JH: My dream would be a longitudinal dataset from the last two decades or so with a very large sample of urban residents. This dataset would contain rich demographic information, including residential histories and locations; survey or interview data on mobility choices and neighborhood preferences, their mobility process (how they ended up where they are), and their experiences in their neighborhoods; and fine-grained (both spatially and temporally) information on the neighborhoods themselves to better capture neighborhood change (rather than relying on only demographic and housing characteristics from the Decennial Census and American Community Survey 5-year estimates).

BPS: Is there any consensus about what we should do to stop displacement? What do you think are the promising strategies?

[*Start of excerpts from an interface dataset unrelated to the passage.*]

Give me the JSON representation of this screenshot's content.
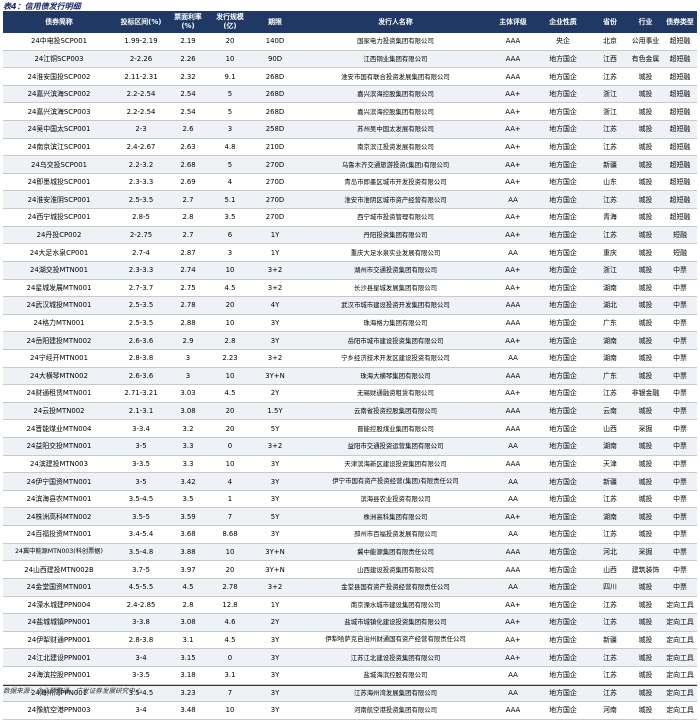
{
  "title": "表4：信用债发行明细",
  "headers": [
    "债券简称",
    "投标区间(%)",
    "票面利率(%)",
    "发行规模(亿)",
    "期限",
    "发行人名称",
    "主体评级",
    "企业性质",
    "省份",
    "行业",
    "债券类型"
  ],
  "rows": [
    [
      "24中电投SCP001",
      "1.99-2.19",
      "2.19",
      "20",
      "140D",
      "国家电力投资集团有限公司",
      "AAA",
      "央企",
      "北京",
      "公用事业",
      "超短融"
    ],
    [
      "24江铜SCP003",
      "2-2.26",
      "2.26",
      "10",
      "90D",
      "江西铜业集团有限公司",
      "AAA",
      "地方国企",
      "江西",
      "有色金属",
      "超短融"
    ],
    [
      "24淮安国投SCP002",
      "2.11-2.31",
      "2.32",
      "9.1",
      "268D",
      "淮安市国有联合投资发展集团有限公司",
      "AAA",
      "地方国企",
      "江苏",
      "城投",
      "超短融"
    ],
    [
      "24嘉兴滨海SCP002",
      "2.2-2.54",
      "2.54",
      "5",
      "268D",
      "嘉兴滨海控股集团有限公司",
      "AA+",
      "地方国企",
      "浙江",
      "城投",
      "超短融"
    ],
    [
      "24嘉兴滨海SCP003",
      "2.2-2.54",
      "2.54",
      "5",
      "268D",
      "嘉兴滨海控股集团有限公司",
      "AA+",
      "地方国企",
      "浙江",
      "城投",
      "超短融"
    ],
    [
      "24吴中国太SCP001",
      "2-3",
      "2.6",
      "3",
      "258D",
      "苏州吴中国太发展有限公司",
      "AA+",
      "地方国企",
      "江苏",
      "城投",
      "超短融"
    ],
    [
      "24南京滨江SCP001",
      "2.4-2.67",
      "2.63",
      "4.8",
      "210D",
      "南京滨江投资发展有限公司",
      "AA+",
      "地方国企",
      "江苏",
      "城投",
      "超短融"
    ],
    [
      "24乌交投SCP001",
      "2.2-3.2",
      "2.68",
      "5",
      "270D",
      "乌鲁木齐交通旅游投资(集团)有限公司",
      "AA+",
      "地方国企",
      "新疆",
      "城投",
      "超短融"
    ],
    [
      "24即墨城投SCP001",
      "2.3-3.3",
      "2.69",
      "4",
      "270D",
      "青岛市即墨区城市开发投资有限公司",
      "AA+",
      "地方国企",
      "山东",
      "城投",
      "超短融"
    ],
    [
      "24淮安淮阴SCP001",
      "2.5-3.5",
      "2.7",
      "5.1",
      "270D",
      "淮安市淮阴区城市资产经营有限公司",
      "AA",
      "地方国企",
      "江苏",
      "城投",
      "超短融"
    ],
    [
      "24西宁城投SCP001",
      "2.8-5",
      "2.8",
      "3.5",
      "270D",
      "西宁城市投资管理有限公司",
      "AA+",
      "地方国企",
      "青海",
      "城投",
      "超短融"
    ],
    [
      "24丹投CP002",
      "2-2.75",
      "2.7",
      "6",
      "1Y",
      "丹阳投资集团有限公司",
      "AA+",
      "地方国企",
      "江苏",
      "城投",
      "短融"
    ],
    [
      "24大足水泉CP001",
      "2.7-4",
      "2.87",
      "3",
      "1Y",
      "重庆大足水泉实业发展有限公司",
      "AA",
      "地方国企",
      "重庆",
      "城投",
      "短融"
    ],
    [
      "24湖交投MTN001",
      "2.3-3.3",
      "2.74",
      "10",
      "3+2",
      "湖州市交通投资集团有限公司",
      "AA+",
      "地方国企",
      "浙江",
      "城投",
      "中票"
    ],
    [
      "24星城发展MTN001",
      "2.7-3.7",
      "2.75",
      "4.5",
      "3+2",
      "长沙县星城发展集团有限公司",
      "AA+",
      "地方国企",
      "湖南",
      "城投",
      "中票"
    ],
    [
      "24武汉城投MTN001",
      "2.5-3.5",
      "2.78",
      "20",
      "4Y",
      "武汉市城市建设投资开发集团有限公司",
      "AAA",
      "地方国企",
      "湖北",
      "城投",
      "中票"
    ],
    [
      "24格力MTN001",
      "2.5-3.5",
      "2.88",
      "10",
      "3Y",
      "珠海格力集团有限公司",
      "AAA",
      "地方国企",
      "广东",
      "城投",
      "中票"
    ],
    [
      "24岳阳建投MTN002",
      "2.6-3.6",
      "2.9",
      "2.8",
      "3Y",
      "岳阳市城市建设投资集团有限公司",
      "AA+",
      "地方国企",
      "湖南",
      "城投",
      "中票"
    ],
    [
      "24宁经开MTN001",
      "2.8-3.8",
      "3",
      "2.23",
      "3+2",
      "宁乡经济技术开发区建设投资有限公司",
      "AA",
      "地方国企",
      "湖南",
      "城投",
      "中票"
    ],
    [
      "24大横琴MTN002",
      "2.6-3.6",
      "3",
      "10",
      "3Y+N",
      "珠海大横琴集团有限公司",
      "AAA",
      "地方国企",
      "广东",
      "城投",
      "中票"
    ],
    [
      "24财通租赁MTN001",
      "2.71-3.21",
      "3.03",
      "4.5",
      "2Y",
      "无锡财通融资租赁有限公司",
      "AA+",
      "地方国企",
      "江苏",
      "非银金融",
      "中票"
    ],
    [
      "24云投MTN002",
      "2.1-3.1",
      "3.08",
      "20",
      "1.5Y",
      "云南省投资控股集团有限公司",
      "AAA",
      "地方国企",
      "云南",
      "城投",
      "中票"
    ],
    [
      "24晋能煤业MTN004",
      "3-3.4",
      "3.2",
      "20",
      "5Y",
      "晋能控股煤业集团有限公司",
      "AAA",
      "地方国企",
      "山西",
      "采掘",
      "中票"
    ],
    [
      "24益阳交投MTN001",
      "3-5",
      "3.3",
      "0",
      "3+2",
      "益阳市交通投资运营集团有限公司",
      "AA",
      "地方国企",
      "湖南",
      "城投",
      "中票"
    ],
    [
      "24滨建投MTN003",
      "3-3.5",
      "3.3",
      "10",
      "3Y",
      "天津滨海新区建设投资集团有限公司",
      "AAA",
      "地方国企",
      "天津",
      "城投",
      "中票"
    ],
    [
      "24伊宁国资MTN001",
      "3-5",
      "3.42",
      "4",
      "3Y",
      "伊宁市国有资产投资经营(集团)有限责任公司",
      "AA",
      "地方国企",
      "新疆",
      "城投",
      "中票"
    ],
    [
      "24滨海县农MTN001",
      "3.5-4.5",
      "3.5",
      "1",
      "3Y",
      "滨海县农业投资有限公司",
      "AA",
      "地方国企",
      "江苏",
      "城投",
      "中票"
    ],
    [
      "24株洲高科MTN002",
      "3.5-5",
      "3.59",
      "7",
      "5Y",
      "株洲高科集团有限公司",
      "AA+",
      "地方国企",
      "湖南",
      "城投",
      "中票"
    ],
    [
      "24百福投资MTN001",
      "3.4-5.4",
      "3.68",
      "8.68",
      "3Y",
      "邳州市百福投资发展有限公司",
      "AA",
      "地方国企",
      "江苏",
      "城投",
      "中票"
    ],
    [
      "24冀中能源MTN003(科创票据)",
      "3.5-4.8",
      "3.88",
      "10",
      "3Y+N",
      "冀中能源集团有限责任公司",
      "AAA",
      "地方国企",
      "河北",
      "采掘",
      "中票"
    ],
    [
      "24山西建投MTN002B",
      "3.7-5",
      "3.97",
      "20",
      "3Y+N",
      "山西建设投资集团有限公司",
      "AAA",
      "地方国企",
      "山西",
      "建筑装饰",
      "中票"
    ],
    [
      "24金堂国资MTN001",
      "4.5-5.5",
      "4.5",
      "2.78",
      "3+2",
      "金堂县国有资产投资经营有限责任公司",
      "AA",
      "地方国企",
      "四川",
      "城投",
      "中票"
    ],
    [
      "24溧水城建PPN004",
      "2.4-2.85",
      "2.8",
      "12.8",
      "1Y",
      "南京溧水城市建设集团有限公司",
      "AA+",
      "地方国企",
      "江苏",
      "城投",
      "定向工具"
    ],
    [
      "24盐城城镇PPN001",
      "3-3.8",
      "3.08",
      "4.6",
      "2Y",
      "盐城市城镇化建设投资集团有限公司",
      "AA+",
      "地方国企",
      "江苏",
      "城投",
      "定向工具"
    ],
    [
      "24伊犁财通PPN001",
      "2.8-3.8",
      "3.1",
      "4.5",
      "3Y",
      "伊犁哈萨克自治州财通国有资产经营有限责任公司",
      "AA+",
      "地方国企",
      "新疆",
      "城投",
      "定向工具"
    ],
    [
      "24江北建设PPN001",
      "3-4",
      "3.15",
      "0",
      "3Y",
      "江苏江北建设投资集团有限公司",
      "AA+",
      "地方国企",
      "江苏",
      "城投",
      "定向工具"
    ],
    [
      "24海滨控股PPN001",
      "3-3.5",
      "3.18",
      "3.1",
      "3Y",
      "盐城海滨控股有限公司",
      "AA",
      "地方国企",
      "江苏",
      "城投",
      "定向工具"
    ],
    [
      "24海州湾PPN001",
      "3.5-4.5",
      "3.23",
      "7",
      "3Y",
      "江苏海州湾发展集团有限公司",
      "AA",
      "地方国企",
      "江苏",
      "城投",
      "定向工具"
    ],
    [
      "24豫航空港PPN003",
      "3-4",
      "3.48",
      "10",
      "3Y",
      "河南航空港投资集团有限公司",
      "AAA",
      "地方国企",
      "河南",
      "城投",
      "定向工具"
    ]
  ],
  "source": "数据来源：企业预警通，广发证券发展研究中心"
}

JH: Proposing solutions to mitigate displacement is challenging because the published quantitative findings thus far do not find evidence of displacement. The qualitative evidence and anecdotal accounts are powerful, but it’s still difficult to design policy without understanding how widespread displacement is and how it varies across different places and stages of gentrification. As I mentioned, most studies compare mobility patterns of low-SES residents from gentrifying neighborhoods to those in similar neighborhoods that don’t gentrify. Other research shows that residential instability is prevalent among disadvantaged residents in both gentrifying and nongentrifying residents, but the mechanisms are likely different. So, there need to be policies in place that protect disadvantaged residents from residential instability in general, but the policies can be targeted to neighborhoods in ways that accommodate what processes are happening there. In general, there is consensus that we need solutions that keep people in place if they want to stay and, in neighborhoods that are undergoing socioeconomic ascent, we also need to maintain an affordable housing stock so that the affordable options for low-SES movers does not become further limited.

Additional strategies of inclusive and equitable development to ensure that changes also benefit the interests of preexisting residents are necessary. Policies that regulate property owners’ practices, protect socioeconomically disadvantaged residents from exorbitant increases in rents and property taxes, and increase the affordable housing supply are key. Nonetheless, gentrification and displacement unfold differently in different places—both across metropolitan areas and even within metropolitan areas. This is due to differences in the history and patterns of development, decline, and segregation in places and differences in the local economy and policy climate. The “right” policies need to be attentive to the nuances of local conditions.

For more resources and materials related to gentrification and displacement, visit our Gentrification and Displacement page.

The views expressed are not necessarily those of the Federal Reserve Bank of San Francisco or of the Federal Reserve System.